*** MATERIAL FOR THIS TASK ***

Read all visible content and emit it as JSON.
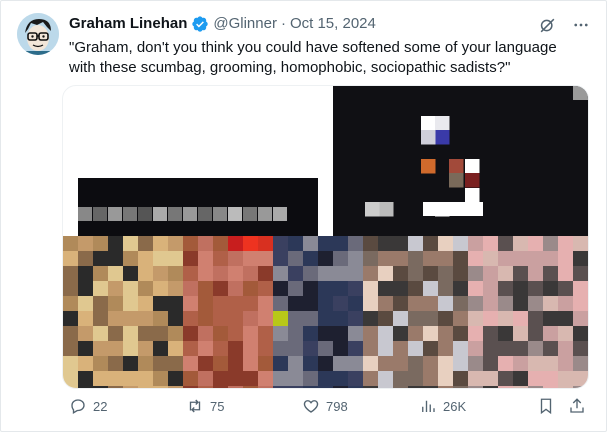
{
  "tweet": {
    "author_name": "Graham Linehan",
    "handle": "@Glinner",
    "separator": "·",
    "date": "Oct 15, 2024",
    "text": "\"Graham, don't you think you could have softened some of your language\nwith these scumbag, grooming, homophobic, sociopathic sadists?\"",
    "verified_color": "#1d9bf0"
  },
  "icons": {
    "avatar": "cartoon-avatar",
    "verified": "verified-badge-icon",
    "grok": "grok-icon",
    "more": "more-icon"
  },
  "media": {
    "description_hidden": true
  },
  "actions": {
    "replies": "22",
    "reposts": "75",
    "likes": "798",
    "views": "26K"
  },
  "colors": {
    "text": "#0f1419",
    "muted": "#536471",
    "border": "#e4e8eb"
  }
}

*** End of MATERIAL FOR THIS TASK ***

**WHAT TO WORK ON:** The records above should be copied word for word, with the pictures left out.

**SOLVED PROBLEM:**
Read all visible content and emit it as JSON.
{
  "tweet": {
    "author_name": "Graham Linehan",
    "handle": "@Glinner",
    "separator": "·",
    "date": "Oct 15, 2024",
    "text": "\"Graham, don't you think you could have softened some of your language\nwith these scumbag, grooming, homophobic, sociopathic sadists?\"",
    "verified_color": "#1d9bf0"
  },
  "icons": {
    "avatar": "cartoon-avatar",
    "verified": "verified-badge-icon",
    "grok": "grok-icon",
    "more": "more-icon"
  },
  "media": {
    "description_hidden": true
  },
  "actions": {
    "replies": "22",
    "reposts": "75",
    "likes": "798",
    "views": "26K"
  },
  "colors": {
    "text": "#0f1419",
    "muted": "#536471",
    "border": "#e4e8eb"
  }
}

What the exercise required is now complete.